▶ **EXERCISE DESCRIPTION**:
All of the entries should be restated word for word, but without their pictures.

▶ **THE RECORDS**:
····················

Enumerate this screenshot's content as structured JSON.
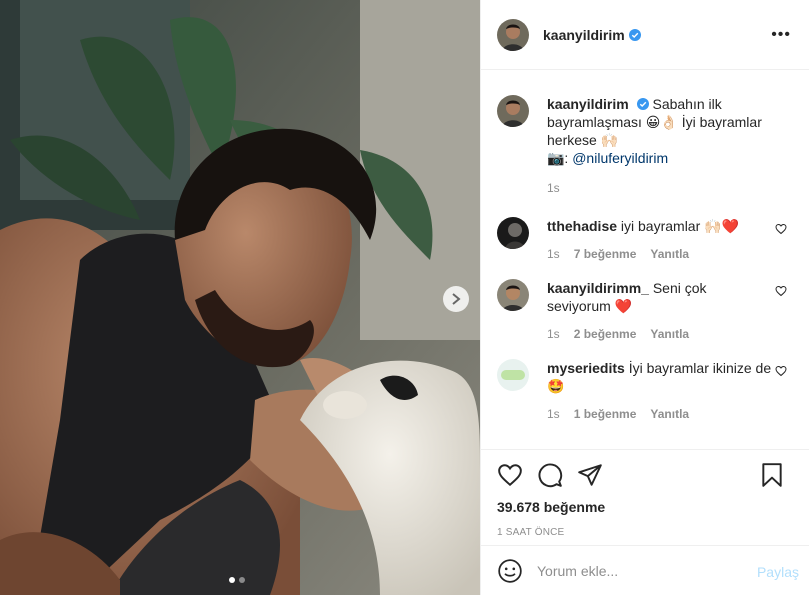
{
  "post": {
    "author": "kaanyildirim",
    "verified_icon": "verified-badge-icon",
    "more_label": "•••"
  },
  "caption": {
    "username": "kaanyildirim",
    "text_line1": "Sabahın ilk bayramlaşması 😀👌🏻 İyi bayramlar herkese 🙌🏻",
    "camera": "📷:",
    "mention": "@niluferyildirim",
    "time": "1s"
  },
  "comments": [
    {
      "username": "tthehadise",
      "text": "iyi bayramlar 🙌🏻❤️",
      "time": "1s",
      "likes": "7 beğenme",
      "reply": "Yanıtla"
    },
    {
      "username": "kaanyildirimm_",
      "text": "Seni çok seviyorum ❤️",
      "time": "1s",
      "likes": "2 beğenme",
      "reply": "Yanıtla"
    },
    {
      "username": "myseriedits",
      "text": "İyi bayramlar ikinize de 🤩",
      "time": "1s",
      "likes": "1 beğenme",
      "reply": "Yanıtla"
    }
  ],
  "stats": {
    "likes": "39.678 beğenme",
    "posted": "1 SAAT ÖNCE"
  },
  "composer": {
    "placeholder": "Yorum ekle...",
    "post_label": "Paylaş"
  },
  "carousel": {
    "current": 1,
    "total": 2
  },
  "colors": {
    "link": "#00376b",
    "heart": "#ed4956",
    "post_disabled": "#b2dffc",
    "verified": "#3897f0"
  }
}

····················

▶ **RESULT**:
Enumerate this screenshot's content as structured JSON.
{
  "post": {
    "author": "kaanyildirim",
    "verified_icon": "verified-badge-icon",
    "more_label": "•••"
  },
  "caption": {
    "username": "kaanyildirim",
    "text_line1": "Sabahın ilk bayramlaşması 😀👌🏻 İyi bayramlar herkese 🙌🏻",
    "camera": "📷:",
    "mention": "@niluferyildirim",
    "time": "1s"
  },
  "comments": [
    {
      "username": "tthehadise",
      "text": "iyi bayramlar 🙌🏻❤️",
      "time": "1s",
      "likes": "7 beğenme",
      "reply": "Yanıtla"
    },
    {
      "username": "kaanyildirimm_",
      "text": "Seni çok seviyorum ❤️",
      "time": "1s",
      "likes": "2 beğenme",
      "reply": "Yanıtla"
    },
    {
      "username": "myseriedits",
      "text": "İyi bayramlar ikinize de 🤩",
      "time": "1s",
      "likes": "1 beğenme",
      "reply": "Yanıtla"
    }
  ],
  "stats": {
    "likes": "39.678 beğenme",
    "posted": "1 SAAT ÖNCE"
  },
  "composer": {
    "placeholder": "Yorum ekle...",
    "post_label": "Paylaş"
  },
  "carousel": {
    "current": 1,
    "total": 2
  },
  "colors": {
    "link": "#00376b",
    "heart": "#ed4956",
    "post_disabled": "#b2dffc",
    "verified": "#3897f0"
  }
}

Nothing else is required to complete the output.